WHAT YOU HAVE TO DO
Report every line of the records that contains the word "duration".

Element data from apps and pages
########

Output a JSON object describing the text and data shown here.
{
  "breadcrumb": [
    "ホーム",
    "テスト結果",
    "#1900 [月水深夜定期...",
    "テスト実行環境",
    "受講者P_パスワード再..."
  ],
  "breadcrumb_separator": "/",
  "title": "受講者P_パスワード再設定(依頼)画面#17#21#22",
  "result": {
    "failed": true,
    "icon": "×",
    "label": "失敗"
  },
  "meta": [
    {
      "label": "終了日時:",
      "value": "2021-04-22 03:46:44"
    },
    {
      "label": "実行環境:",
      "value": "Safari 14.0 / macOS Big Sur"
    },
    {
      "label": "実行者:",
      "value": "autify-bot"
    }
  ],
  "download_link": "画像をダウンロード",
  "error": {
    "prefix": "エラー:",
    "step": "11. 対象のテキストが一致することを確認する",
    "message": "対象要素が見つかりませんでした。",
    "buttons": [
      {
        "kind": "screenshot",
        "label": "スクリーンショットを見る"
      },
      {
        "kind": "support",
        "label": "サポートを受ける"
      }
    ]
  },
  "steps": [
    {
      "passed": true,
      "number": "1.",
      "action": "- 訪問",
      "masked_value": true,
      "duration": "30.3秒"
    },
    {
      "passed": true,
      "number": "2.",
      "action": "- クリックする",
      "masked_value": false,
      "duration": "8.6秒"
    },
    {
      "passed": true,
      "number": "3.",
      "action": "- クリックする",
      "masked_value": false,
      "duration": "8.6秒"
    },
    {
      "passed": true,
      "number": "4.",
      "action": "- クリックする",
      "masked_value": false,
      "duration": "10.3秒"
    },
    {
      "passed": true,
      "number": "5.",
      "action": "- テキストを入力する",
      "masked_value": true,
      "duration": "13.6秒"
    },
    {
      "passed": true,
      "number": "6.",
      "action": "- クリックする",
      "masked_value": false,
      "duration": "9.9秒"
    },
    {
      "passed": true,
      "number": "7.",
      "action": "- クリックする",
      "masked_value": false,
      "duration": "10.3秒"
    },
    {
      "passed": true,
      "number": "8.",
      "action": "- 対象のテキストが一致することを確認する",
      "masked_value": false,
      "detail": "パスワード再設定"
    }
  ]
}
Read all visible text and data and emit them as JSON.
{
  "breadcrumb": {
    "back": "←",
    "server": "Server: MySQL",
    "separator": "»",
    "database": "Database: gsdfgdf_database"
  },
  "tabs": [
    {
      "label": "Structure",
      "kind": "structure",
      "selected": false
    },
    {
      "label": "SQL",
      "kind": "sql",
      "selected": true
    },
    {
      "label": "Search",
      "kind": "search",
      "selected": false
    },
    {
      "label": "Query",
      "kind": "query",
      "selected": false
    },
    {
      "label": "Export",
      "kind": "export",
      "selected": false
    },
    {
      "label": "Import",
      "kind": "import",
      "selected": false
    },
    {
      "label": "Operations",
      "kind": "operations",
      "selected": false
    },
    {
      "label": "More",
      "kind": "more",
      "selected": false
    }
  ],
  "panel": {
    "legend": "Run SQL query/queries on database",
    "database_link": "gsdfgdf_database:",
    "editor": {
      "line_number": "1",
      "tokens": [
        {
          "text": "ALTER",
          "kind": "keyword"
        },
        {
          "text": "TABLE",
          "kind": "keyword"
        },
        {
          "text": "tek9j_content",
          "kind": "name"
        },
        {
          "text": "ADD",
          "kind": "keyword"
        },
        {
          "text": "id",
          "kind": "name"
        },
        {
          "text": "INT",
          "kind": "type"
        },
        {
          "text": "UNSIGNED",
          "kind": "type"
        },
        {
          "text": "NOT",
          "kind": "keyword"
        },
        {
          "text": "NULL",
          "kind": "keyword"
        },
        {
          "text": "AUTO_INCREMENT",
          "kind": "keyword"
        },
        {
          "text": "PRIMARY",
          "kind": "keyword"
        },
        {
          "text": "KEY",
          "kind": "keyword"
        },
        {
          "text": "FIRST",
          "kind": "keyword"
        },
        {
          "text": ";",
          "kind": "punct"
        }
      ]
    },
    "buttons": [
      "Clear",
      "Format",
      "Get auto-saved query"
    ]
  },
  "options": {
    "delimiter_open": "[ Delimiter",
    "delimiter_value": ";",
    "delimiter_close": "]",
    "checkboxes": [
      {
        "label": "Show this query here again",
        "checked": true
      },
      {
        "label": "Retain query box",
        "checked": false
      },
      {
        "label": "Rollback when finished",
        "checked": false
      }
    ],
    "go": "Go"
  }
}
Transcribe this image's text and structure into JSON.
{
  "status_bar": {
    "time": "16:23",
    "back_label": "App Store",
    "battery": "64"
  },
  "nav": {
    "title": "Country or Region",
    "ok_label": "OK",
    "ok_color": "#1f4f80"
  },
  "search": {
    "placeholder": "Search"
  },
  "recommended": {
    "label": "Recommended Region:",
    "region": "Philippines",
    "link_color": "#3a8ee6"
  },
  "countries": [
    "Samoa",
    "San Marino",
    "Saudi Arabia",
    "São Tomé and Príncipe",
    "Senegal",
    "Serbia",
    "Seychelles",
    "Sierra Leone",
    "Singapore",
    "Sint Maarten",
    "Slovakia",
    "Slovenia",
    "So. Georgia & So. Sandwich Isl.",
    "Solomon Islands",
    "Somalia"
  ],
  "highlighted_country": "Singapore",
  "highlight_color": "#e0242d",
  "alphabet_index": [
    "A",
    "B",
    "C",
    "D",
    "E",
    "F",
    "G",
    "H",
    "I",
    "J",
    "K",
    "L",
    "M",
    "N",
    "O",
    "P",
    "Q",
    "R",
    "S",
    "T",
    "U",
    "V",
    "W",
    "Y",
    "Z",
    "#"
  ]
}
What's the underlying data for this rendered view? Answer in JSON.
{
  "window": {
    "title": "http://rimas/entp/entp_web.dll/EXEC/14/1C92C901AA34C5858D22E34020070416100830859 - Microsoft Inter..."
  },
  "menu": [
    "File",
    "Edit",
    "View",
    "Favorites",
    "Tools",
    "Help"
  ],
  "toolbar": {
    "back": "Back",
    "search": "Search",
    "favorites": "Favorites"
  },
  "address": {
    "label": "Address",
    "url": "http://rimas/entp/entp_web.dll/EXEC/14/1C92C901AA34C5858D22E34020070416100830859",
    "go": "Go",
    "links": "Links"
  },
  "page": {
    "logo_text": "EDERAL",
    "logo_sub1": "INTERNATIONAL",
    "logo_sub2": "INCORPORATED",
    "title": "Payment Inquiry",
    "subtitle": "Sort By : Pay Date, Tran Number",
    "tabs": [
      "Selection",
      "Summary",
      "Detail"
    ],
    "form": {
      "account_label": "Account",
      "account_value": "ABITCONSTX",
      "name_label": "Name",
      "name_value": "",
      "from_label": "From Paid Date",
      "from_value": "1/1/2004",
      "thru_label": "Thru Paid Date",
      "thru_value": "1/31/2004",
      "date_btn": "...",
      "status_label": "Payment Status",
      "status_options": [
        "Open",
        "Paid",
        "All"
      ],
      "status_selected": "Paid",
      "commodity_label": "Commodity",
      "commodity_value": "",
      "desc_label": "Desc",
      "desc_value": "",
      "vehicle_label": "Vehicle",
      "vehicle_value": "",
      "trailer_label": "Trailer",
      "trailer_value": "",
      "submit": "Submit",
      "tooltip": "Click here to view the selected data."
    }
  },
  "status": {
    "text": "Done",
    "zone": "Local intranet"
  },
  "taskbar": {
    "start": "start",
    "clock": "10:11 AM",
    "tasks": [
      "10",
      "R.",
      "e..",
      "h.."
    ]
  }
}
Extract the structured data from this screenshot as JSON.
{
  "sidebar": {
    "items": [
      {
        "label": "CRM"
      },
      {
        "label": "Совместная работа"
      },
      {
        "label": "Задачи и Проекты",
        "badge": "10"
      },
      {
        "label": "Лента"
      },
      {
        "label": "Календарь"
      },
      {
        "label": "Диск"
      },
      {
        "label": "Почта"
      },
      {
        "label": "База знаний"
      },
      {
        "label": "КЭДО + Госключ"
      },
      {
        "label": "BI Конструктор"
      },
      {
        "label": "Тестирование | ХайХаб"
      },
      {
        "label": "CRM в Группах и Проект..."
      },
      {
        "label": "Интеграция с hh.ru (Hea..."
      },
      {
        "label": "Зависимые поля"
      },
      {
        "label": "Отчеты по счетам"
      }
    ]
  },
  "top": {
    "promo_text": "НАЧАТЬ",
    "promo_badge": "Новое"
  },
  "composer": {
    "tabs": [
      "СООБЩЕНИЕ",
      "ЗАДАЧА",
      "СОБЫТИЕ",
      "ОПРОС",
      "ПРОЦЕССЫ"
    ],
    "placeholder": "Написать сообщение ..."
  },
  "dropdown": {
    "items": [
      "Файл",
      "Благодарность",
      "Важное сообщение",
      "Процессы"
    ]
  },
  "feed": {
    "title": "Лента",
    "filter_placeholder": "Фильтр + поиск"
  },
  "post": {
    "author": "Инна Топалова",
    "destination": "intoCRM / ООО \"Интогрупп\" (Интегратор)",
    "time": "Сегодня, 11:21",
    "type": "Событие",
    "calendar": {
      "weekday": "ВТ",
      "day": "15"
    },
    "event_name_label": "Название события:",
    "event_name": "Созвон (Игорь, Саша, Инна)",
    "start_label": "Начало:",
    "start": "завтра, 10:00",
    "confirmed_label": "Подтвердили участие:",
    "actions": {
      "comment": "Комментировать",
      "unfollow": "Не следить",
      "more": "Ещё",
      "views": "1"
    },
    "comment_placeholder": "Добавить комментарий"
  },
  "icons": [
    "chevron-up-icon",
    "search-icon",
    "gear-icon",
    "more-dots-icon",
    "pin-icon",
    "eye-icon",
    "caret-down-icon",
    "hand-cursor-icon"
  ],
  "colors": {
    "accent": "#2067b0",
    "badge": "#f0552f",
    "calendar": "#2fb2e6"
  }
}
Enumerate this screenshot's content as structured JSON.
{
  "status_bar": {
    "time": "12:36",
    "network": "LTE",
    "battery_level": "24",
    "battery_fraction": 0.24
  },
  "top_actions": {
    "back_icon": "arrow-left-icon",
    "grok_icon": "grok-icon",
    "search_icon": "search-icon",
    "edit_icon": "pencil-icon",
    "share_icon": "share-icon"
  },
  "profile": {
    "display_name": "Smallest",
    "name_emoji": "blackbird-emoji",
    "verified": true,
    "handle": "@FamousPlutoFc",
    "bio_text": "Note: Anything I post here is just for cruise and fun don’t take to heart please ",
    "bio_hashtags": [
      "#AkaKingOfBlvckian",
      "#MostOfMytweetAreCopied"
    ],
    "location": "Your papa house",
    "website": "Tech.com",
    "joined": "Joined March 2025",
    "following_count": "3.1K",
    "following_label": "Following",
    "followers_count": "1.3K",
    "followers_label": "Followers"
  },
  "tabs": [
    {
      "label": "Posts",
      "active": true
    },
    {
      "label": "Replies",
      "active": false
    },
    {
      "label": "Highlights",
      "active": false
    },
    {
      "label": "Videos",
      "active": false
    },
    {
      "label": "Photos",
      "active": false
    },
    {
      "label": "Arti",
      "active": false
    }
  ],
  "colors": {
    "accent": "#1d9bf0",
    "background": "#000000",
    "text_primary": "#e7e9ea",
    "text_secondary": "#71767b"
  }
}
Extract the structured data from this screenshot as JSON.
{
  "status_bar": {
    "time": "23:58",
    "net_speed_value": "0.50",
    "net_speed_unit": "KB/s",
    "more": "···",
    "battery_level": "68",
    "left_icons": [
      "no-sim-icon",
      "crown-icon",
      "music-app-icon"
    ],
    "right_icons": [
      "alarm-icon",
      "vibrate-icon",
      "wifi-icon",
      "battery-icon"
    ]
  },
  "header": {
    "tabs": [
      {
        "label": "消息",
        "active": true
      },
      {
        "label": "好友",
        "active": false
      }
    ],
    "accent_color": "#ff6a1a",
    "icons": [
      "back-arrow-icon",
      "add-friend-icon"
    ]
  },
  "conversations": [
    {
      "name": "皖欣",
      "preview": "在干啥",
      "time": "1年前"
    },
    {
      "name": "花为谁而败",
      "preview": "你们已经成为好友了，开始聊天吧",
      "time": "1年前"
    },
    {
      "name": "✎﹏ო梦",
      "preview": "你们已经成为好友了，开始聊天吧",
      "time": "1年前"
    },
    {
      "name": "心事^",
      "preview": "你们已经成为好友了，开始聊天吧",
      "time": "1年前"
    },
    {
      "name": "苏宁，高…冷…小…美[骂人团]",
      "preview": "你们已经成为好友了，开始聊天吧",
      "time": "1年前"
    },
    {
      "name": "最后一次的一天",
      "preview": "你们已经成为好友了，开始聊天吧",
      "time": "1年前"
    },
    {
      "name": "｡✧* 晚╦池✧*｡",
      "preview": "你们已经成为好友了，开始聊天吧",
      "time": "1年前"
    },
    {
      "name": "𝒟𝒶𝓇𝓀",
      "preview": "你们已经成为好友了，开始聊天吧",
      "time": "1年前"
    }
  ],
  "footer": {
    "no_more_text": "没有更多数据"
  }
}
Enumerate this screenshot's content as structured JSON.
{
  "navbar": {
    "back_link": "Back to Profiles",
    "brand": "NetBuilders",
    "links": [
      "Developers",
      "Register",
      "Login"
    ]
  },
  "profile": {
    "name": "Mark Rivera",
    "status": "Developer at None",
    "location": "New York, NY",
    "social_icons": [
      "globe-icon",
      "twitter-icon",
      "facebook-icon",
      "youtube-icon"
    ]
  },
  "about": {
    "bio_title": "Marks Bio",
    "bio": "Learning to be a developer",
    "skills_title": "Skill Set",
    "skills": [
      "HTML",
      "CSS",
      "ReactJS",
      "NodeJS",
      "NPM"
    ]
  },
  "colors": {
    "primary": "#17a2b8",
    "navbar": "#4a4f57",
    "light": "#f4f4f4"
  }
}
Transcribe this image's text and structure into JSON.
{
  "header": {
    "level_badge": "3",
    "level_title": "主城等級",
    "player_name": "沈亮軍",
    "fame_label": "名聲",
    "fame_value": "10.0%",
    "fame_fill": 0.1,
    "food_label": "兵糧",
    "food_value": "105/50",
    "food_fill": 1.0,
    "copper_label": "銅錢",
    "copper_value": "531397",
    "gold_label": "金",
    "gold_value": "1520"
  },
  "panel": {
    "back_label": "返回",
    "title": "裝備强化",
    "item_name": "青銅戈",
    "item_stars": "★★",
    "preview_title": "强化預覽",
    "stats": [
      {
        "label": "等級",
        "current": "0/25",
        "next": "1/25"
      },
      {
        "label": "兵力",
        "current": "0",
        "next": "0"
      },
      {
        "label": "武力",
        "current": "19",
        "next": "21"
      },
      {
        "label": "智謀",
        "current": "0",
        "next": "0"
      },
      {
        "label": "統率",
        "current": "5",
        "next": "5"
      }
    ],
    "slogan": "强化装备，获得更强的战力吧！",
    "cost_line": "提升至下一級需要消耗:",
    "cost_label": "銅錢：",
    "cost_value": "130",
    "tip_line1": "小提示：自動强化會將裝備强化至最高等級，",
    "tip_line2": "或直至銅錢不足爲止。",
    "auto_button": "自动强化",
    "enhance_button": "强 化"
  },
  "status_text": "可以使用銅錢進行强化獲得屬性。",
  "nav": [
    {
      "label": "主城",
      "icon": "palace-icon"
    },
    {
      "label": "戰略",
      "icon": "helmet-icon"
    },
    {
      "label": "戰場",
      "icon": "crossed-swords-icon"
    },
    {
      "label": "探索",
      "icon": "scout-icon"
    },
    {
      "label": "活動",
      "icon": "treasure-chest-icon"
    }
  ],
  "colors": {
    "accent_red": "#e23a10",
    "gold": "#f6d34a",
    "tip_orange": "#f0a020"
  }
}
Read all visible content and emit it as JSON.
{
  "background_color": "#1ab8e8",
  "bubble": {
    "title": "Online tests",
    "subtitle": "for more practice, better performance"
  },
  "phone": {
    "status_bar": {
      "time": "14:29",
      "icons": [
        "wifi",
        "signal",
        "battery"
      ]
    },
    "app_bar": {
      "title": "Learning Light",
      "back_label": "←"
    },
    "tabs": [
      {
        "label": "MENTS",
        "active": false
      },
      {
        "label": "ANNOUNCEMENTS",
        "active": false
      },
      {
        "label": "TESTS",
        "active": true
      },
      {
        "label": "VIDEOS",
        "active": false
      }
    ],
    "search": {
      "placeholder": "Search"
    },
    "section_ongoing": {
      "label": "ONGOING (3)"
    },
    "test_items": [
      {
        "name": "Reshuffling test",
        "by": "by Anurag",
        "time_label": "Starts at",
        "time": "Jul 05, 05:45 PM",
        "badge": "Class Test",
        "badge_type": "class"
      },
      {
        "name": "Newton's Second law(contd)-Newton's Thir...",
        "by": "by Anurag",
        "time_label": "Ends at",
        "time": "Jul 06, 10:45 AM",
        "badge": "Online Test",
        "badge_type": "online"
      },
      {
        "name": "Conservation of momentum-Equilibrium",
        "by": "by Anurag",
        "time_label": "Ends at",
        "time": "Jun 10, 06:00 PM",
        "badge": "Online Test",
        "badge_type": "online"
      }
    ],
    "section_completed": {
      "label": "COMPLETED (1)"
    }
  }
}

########

RESULT FOR THIS TASK
      "duration": "30.3秒"
      "duration": "8.6秒"
      "duration": "8.6秒"
      "duration": "10.3秒"
      "duration": "13.6秒"
      "duration": "9.9秒"
      "duration": "10.3秒"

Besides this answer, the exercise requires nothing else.